These protests started turning violent, and a year later, the 1969 Northern Ireland Riots marked the beginning of The Troubles, a sectarian conflict that would divide Northern Ireland for roughly 30 years.
In the United States, the Civil Rights Movement had turned away from the south and toward the cities in the north and west with the issues of open housing and the Black Consciousness Movement. The civil rights movement unified and gained international recognition with the emergence of the Black Power and Black Panthers organizations. The Orangeburg massacre on February 8, 1968, a civil rights protest in Orangeburg, South Carolina, turned deadly with the death of three college students. In March, students in North Carolina organized a sit-in at a local lunch counter that spread to 15 cities. In March, students from all five public high schools in East L.A. walked out of their classes protesting against unequal conditions in Los Angeles Unified School District high schools. Over the next several days, they inspired similar walkouts at fifteen other schools. On April 4, the assassination of Martin Luther King Jr. sparked violent protests in more than 100 American cities, notably Louisville, Baltimore and Washington, D.C. On April 23, students at Columbia University protested and alleged the university had racist policies; three school officials were taken hostage for 24 hours. This was just one of a number of Columbia University protests of 1968. The August 1968 Democratic National Convention became the venue for huge demonstrations against the Vietnam War and the Johnson Administration. It culminated in a riot, seen as part of television coverage of the convention, when Chicago police waded into crowds in front of the convention center and beat protesters as well as assaulted media figures in the building. At the 1968 Mexico City Olympics during a televised medal ceremony, track stars John Carlos and Tommie Smith each raised gloved fists in solidarity with black power.

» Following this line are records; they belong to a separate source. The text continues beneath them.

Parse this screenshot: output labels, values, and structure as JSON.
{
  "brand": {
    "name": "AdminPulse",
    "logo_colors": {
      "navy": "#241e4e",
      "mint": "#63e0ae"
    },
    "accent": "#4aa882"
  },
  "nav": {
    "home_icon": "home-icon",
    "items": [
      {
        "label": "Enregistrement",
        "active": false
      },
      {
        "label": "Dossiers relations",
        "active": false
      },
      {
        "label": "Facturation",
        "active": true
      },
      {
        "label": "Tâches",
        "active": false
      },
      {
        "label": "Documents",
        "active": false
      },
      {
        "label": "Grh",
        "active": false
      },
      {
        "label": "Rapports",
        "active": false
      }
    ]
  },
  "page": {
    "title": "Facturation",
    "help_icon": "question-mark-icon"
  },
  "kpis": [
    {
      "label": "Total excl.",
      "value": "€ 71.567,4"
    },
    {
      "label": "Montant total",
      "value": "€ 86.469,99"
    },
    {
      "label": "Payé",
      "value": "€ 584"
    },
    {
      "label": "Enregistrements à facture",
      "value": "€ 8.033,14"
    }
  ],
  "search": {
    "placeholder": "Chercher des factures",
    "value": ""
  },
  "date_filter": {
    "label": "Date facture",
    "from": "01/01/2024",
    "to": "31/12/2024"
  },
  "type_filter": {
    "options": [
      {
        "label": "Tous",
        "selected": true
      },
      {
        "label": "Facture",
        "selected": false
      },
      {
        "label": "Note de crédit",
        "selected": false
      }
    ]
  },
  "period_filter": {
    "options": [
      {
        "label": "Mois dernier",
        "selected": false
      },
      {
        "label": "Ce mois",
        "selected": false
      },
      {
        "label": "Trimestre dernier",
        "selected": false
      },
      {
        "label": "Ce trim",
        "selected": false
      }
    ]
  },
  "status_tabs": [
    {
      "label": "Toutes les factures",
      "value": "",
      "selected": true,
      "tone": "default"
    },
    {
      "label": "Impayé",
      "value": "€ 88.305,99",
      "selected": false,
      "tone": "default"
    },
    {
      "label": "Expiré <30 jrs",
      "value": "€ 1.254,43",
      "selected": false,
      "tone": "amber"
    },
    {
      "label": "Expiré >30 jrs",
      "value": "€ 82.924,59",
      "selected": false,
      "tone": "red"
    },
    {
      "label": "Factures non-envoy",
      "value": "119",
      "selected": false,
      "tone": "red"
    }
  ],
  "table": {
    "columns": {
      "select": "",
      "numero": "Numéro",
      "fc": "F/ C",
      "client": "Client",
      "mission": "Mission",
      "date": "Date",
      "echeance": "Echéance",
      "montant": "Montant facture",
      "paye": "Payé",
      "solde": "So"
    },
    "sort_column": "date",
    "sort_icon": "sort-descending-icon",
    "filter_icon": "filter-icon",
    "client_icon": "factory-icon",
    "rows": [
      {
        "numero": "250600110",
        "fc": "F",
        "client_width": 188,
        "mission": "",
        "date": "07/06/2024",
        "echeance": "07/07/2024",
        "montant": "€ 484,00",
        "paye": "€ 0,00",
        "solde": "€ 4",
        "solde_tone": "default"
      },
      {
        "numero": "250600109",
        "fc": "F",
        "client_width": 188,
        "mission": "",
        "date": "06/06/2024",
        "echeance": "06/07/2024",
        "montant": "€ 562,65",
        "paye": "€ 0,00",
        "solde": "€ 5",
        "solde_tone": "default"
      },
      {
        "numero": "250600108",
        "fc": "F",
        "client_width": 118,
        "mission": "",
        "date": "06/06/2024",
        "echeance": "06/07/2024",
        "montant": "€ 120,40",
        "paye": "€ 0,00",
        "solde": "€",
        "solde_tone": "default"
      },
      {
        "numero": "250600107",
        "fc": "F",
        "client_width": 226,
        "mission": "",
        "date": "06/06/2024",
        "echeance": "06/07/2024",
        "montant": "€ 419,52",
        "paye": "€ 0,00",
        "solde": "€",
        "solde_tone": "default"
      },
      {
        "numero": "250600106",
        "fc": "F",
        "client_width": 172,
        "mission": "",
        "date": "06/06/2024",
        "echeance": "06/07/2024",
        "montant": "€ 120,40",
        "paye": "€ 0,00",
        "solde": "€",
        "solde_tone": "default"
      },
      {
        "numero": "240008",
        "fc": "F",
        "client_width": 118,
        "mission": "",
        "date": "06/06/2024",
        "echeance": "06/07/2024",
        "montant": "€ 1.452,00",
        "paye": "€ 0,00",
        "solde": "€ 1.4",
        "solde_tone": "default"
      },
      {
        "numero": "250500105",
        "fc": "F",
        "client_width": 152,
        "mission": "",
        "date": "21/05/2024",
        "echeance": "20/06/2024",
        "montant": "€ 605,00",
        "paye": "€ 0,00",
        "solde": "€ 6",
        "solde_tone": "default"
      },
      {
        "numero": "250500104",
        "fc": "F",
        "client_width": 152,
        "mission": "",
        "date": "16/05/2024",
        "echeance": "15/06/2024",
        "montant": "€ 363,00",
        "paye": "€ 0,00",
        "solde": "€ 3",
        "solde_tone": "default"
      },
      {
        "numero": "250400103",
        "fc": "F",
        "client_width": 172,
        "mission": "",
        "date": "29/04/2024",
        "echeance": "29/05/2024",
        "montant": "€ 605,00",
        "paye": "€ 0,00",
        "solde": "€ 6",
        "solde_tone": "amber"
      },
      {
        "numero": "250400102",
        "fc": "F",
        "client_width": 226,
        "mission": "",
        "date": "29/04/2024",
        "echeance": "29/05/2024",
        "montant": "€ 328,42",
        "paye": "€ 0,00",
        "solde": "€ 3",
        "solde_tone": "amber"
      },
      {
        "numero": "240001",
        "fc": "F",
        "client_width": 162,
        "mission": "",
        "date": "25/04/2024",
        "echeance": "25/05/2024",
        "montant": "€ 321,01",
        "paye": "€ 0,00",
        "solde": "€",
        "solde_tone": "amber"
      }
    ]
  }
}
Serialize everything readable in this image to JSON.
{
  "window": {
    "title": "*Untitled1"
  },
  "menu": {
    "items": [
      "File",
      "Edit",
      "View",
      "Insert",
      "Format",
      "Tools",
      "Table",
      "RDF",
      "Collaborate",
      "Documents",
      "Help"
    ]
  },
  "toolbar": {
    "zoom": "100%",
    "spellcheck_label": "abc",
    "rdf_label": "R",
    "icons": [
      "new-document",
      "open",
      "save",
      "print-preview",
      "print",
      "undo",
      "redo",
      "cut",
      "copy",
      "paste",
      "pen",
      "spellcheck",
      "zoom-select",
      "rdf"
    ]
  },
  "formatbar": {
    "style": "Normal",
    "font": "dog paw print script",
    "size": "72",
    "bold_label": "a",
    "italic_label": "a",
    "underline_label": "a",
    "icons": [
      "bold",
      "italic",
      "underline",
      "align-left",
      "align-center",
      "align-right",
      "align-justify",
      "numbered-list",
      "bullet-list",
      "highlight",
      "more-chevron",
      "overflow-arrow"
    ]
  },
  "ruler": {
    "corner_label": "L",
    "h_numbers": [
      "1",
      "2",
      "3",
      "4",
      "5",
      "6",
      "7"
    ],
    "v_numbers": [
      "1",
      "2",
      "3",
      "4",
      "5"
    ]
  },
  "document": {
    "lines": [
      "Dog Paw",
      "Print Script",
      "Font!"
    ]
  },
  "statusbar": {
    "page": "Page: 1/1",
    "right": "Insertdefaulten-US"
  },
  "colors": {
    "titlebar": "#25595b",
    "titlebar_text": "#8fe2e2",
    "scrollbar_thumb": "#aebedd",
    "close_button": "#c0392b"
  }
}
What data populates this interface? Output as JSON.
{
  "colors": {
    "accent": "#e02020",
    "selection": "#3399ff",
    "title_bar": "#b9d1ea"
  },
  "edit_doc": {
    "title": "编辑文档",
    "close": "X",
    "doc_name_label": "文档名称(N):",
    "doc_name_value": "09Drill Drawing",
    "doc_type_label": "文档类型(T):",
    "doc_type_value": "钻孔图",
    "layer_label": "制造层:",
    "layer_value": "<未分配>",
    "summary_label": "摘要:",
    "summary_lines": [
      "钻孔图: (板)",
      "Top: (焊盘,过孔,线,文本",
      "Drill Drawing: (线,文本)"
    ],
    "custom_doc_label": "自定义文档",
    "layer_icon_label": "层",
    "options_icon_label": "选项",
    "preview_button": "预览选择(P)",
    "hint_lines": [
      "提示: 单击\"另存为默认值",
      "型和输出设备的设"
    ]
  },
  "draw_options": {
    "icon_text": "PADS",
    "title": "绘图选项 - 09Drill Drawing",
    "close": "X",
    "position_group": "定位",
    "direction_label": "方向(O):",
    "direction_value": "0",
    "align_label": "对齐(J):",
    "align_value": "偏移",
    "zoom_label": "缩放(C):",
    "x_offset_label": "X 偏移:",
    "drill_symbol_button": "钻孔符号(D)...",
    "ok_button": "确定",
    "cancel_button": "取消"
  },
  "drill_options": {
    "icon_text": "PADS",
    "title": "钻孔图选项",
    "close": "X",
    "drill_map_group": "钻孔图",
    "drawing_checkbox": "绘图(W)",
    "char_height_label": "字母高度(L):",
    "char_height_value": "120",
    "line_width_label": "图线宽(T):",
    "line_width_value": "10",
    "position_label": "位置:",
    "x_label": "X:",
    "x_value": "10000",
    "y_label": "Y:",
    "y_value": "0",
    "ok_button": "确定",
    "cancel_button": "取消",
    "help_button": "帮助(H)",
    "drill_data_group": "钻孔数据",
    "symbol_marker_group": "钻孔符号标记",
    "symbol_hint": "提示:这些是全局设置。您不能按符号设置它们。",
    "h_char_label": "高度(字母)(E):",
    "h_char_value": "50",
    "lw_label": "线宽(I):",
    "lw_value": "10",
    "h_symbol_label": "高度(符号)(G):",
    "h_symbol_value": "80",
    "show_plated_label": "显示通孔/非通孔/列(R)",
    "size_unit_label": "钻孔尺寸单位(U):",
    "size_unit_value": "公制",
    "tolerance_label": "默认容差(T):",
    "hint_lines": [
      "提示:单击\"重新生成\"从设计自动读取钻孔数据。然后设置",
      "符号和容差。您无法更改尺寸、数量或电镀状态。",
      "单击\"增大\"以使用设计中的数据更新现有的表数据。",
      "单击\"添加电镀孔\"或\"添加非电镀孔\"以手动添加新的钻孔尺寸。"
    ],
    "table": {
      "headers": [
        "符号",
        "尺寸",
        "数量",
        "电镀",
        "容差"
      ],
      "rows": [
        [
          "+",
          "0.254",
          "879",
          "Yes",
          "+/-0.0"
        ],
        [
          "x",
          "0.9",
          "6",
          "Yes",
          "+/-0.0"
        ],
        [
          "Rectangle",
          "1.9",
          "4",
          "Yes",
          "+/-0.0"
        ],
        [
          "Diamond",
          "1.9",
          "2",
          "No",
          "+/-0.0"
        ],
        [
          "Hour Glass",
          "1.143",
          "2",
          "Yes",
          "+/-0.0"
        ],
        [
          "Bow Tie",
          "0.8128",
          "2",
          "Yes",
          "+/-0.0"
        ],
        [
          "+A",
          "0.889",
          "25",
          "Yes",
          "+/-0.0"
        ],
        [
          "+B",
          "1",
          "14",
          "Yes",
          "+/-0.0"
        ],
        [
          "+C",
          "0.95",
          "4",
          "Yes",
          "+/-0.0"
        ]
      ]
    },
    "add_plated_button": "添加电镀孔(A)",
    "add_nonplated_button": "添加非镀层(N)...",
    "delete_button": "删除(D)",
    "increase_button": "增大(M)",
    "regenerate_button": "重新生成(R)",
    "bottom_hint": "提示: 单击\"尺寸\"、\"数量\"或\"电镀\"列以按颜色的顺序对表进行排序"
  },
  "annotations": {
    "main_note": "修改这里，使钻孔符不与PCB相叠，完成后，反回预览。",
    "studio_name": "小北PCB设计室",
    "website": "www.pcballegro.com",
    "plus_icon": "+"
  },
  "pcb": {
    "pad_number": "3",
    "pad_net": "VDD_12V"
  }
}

Main article: German student movement
The German student movements were largely a reaction against the perceived authoritarianism and hypocrisy of the West German government and other Western governments, particularly in relation to the poor living conditions of students. Students in 108 German universities protested to get recognition of East Germany, the removal of government officials with Nazi pasts and for the rights of students. In February, protests by professors at the German University of Bonn demanded the resignation of the university's president because of his involvement in the building of concentration camps during the war.
In October, the Rodney Riots in Kingston, Jamaica, were inspired when the Jamaican government of Hugh Shearer banned Guyanese university lecturer Dr. Walter Rodney from returning to his teaching position at the University of the West Indies. Rodney, a historian of Africa, had been active in the Black power movement, and had been sharply critical of the middle class in many Caribbean countries. Rodney was an avowed socialist who worked with the poor of Jamaica in an attempt to raise their political and cultural consciousness.